We share your data with other health care providers for the purposes of direct patient care. Except in exceptional circumstances (see below), this will always be with your consent. For example, you and your GP may agree that it is appropriate to refer you to a hospital consultant. Your consent to the referral implies that you are consenting to your GP sharing relevant parts of your medical record with the consultant and his team. We share your data with Stellar Health Care who are contracted by West Essex CCG to provide extended hours GP and nursing appointments in evenings and weekends at Saffron Walden and Great Dunmow. The clinician who sees you at these appointments should always ask for your consent prior to accessing your data on EMIS. Unless you have opted out, we share your “Summary Care Record” on the NHS Spine, where it can be accessed by hospitals and other NHS organisations, for example, A&E. The clinician who sees you should always ask for your consent prior to accessing your data. For diabetic patients, we share your data with Health Intelligence who are contracted to run the Diabetic Retinal Screening for North and West Essex. New diabetic patients will be asked to opt into this. You can opt out at any time.

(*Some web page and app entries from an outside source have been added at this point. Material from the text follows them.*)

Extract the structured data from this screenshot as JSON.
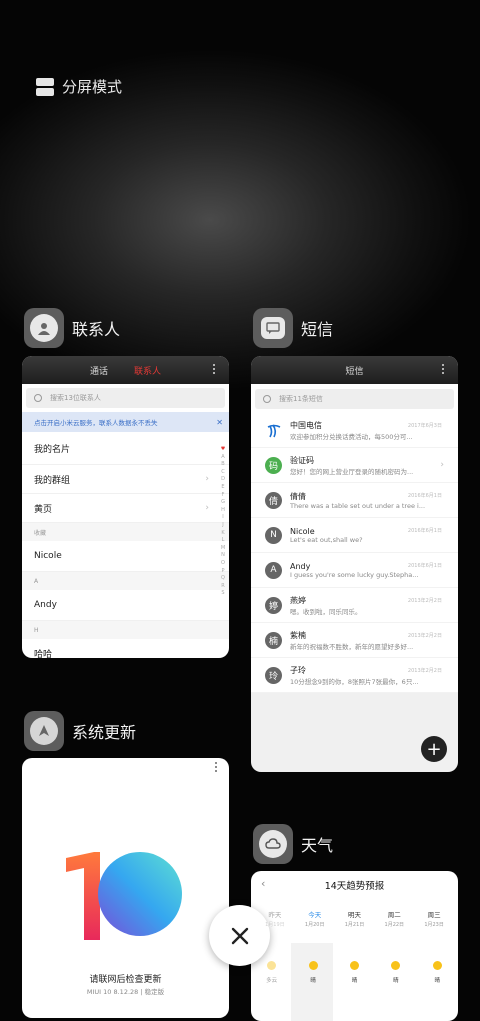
{
  "split_screen": {
    "label": "分屏模式"
  },
  "apps": {
    "contacts": {
      "name": "联系人",
      "tabs": [
        "通话",
        "联系人"
      ],
      "search_placeholder": "搜索13位联系人",
      "banner": "点击开启小米云服务，联系人数据永不丢失",
      "rows": [
        "我的名片",
        "我的群组",
        "黄页"
      ],
      "section_favorites": "收藏",
      "favorite": "Nicole",
      "section_a": "A",
      "contact_a": "Andy",
      "section_h": "H",
      "contact_h": "哈哈",
      "alphabet": [
        "♥",
        "A",
        "B",
        "C",
        "D",
        "E",
        "F",
        "G",
        "H",
        "I",
        "J",
        "K",
        "L",
        "M",
        "N",
        "O",
        "P",
        "Q",
        "R",
        "S"
      ]
    },
    "sms": {
      "name": "短信",
      "title": "短信",
      "search_placeholder": "搜索11条短信",
      "messages": [
        {
          "avatar": "",
          "name": "中国电信",
          "preview": "欢迎参加积分兑换话费活动，每500分可...",
          "date": "2017年6月3日"
        },
        {
          "avatar": "码",
          "name": "验证码",
          "preview": "您好！您的网上营业厅登录的随机密码为...",
          "date": ""
        },
        {
          "avatar": "倩",
          "name": "倩倩",
          "preview": "There was a table set out under a tree i...",
          "date": "2016年6月1日"
        },
        {
          "avatar": "N",
          "name": "Nicole",
          "preview": "Let's eat out,shall we?",
          "date": "2016年6月1日"
        },
        {
          "avatar": "A",
          "name": "Andy",
          "preview": "I guess you're some lucky guy.Stepha...",
          "date": "2016年6月1日"
        },
        {
          "avatar": "婷",
          "name": "燕婷",
          "preview": "嗯。收到啦，同乐同乐。",
          "date": "2013年2月2日"
        },
        {
          "avatar": "楠",
          "name": "紫楠",
          "preview": "新年的祝福数不胜数，新年的愿望好多好...",
          "date": "2013年2月2日"
        },
        {
          "avatar": "玲",
          "name": "子玲",
          "preview": "10分想念9到的你，8张照片7张最你，6只...",
          "date": "2013年2月2日"
        }
      ]
    },
    "updater": {
      "name": "系统更新",
      "message": "请联网后检查更新",
      "version": "MIUI 10 8.12.28 | 稳定版"
    },
    "weather": {
      "name": "天气",
      "title": "14天趋势预报",
      "days": [
        {
          "day": "昨天",
          "date": "1月19日",
          "cond": "多云"
        },
        {
          "day": "今天",
          "date": "1月20日",
          "cond": "晴"
        },
        {
          "day": "明天",
          "date": "1月21日",
          "cond": "晴"
        },
        {
          "day": "周二",
          "date": "1月22日",
          "cond": "晴"
        },
        {
          "day": "周三",
          "date": "1月23日",
          "cond": "晴"
        }
      ]
    }
  },
  "colors": {
    "accent_red": "#e53935",
    "today_blue": "#2b8ce8",
    "sun_yellow": "#f8c21a"
  }
}
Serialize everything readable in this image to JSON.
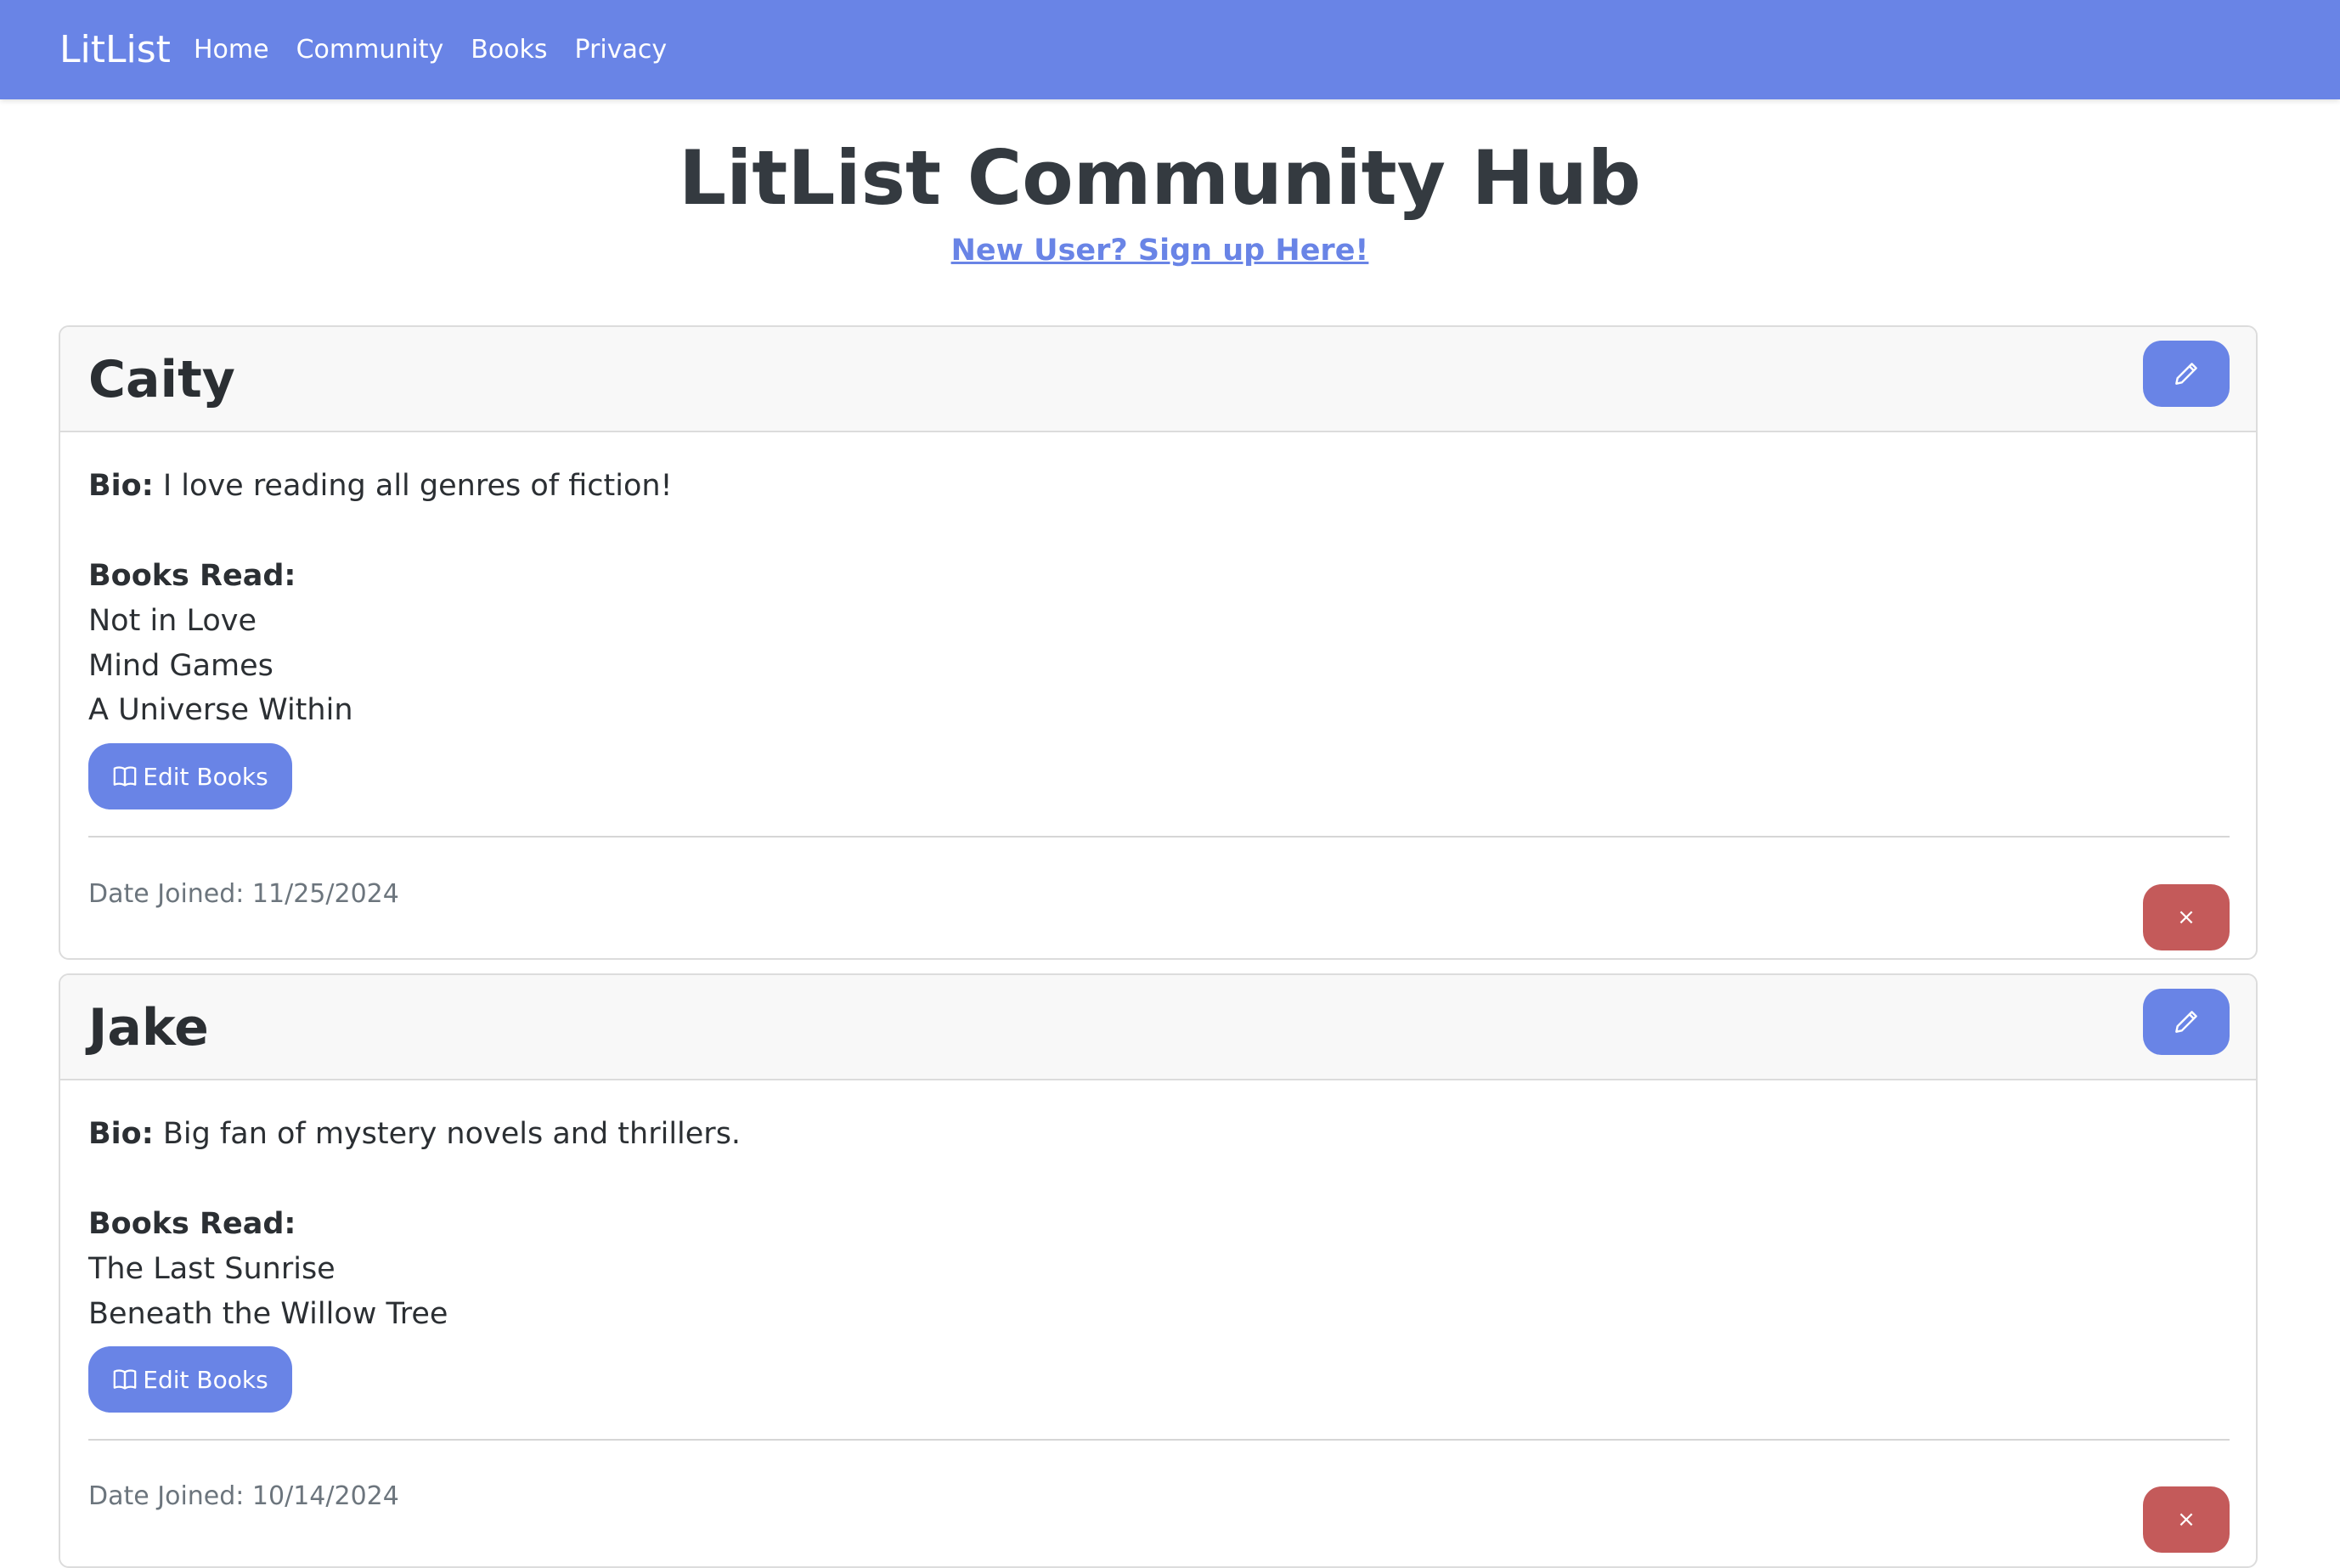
{
  "navbar": {
    "brand": "LitList",
    "links": [
      "Home",
      "Community",
      "Books",
      "Privacy"
    ]
  },
  "hero": {
    "title": "LitList Community Hub",
    "signup_link": "New User? Sign up Here!"
  },
  "labels": {
    "bio": "Bio:",
    "books_read": "Books Read:",
    "edit_books": "Edit Books",
    "delete_glyph": "×"
  },
  "users": [
    {
      "name": "Caity",
      "bio": "I love reading all genres of fiction!",
      "books": [
        "Not in Love",
        "Mind Games",
        "A Universe Within"
      ],
      "date_joined": "Date Joined: 11/25/2024"
    },
    {
      "name": "Jake",
      "bio": "Big fan of mystery novels and thrillers.",
      "books": [
        "The Last Sunrise",
        "Beneath the Willow Tree"
      ],
      "date_joined": "Date Joined: 10/14/2024"
    }
  ],
  "icons": {
    "edit_user": "pencil-icon",
    "edit_books": "book-icon",
    "delete": "close-icon"
  },
  "colors": {
    "primary": "#6984e6",
    "danger": "#c45a5a",
    "muted_text": "#6c757d"
  }
}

Sharing data for direct patient care without your consent.
We will share data about you for the purpose of direct patient care but without your consent where:
- We are required to do so by law
- There is an immediate and significant risk to your, or somebody else’s safety.
- A doctor takes the view that it is in your best interests to do so, and that you do not have the mental capacity to take the decision yourself.
Sharing Data for Research and to comply with legal obligation
Stansted Surgery is active in medical research to support the effectiveness and safety of medicines and medical devices. Participation in most research projects is with your explicit consent – which must be freely given, specific, informed and unambiguous. However, there are also some research projects where we contribute anonymised data. You can opt in or out of these. From time to time, this practice contributes to national clinical audits and will send the data which are required by NHS Digital when the law allows. This may include demographic data, such as date of birth, and information about your health which is recorded in coded form, for example, the clinical code for diabetes or high blood pressure. Currently, we participate in the National Diabetes audit. New patients are asked to opt in or out of this. Once opted in, you can opt out at any time. In order to comply with its legal obligations this practice may send data to NHS Digital when directed by the Secretary of State for Health under the Health and Social Care Act 2012.
You have a right to access your medical record. We can provide you with secure on-line access, or we can e-mail electronic copies, with your consent and understanding that you are responsible for the security of your e-mail account. Any information concerning third parties (e.g. other family members) will be removed from your record before we provide access.
You have a right to have inaccurate data corrected. We will investigate any reported inaccuracies, and where appropriate make a correction, with an audit trail of what was corrected and why.
Your medical records will be retained until death, at which point they are sent from the surgery to a central NHS body, from where they can be retrieved by individuals with a legal right to do so.
You have the right to lodge a complaint with the Information Commissioner’s Office (ICO).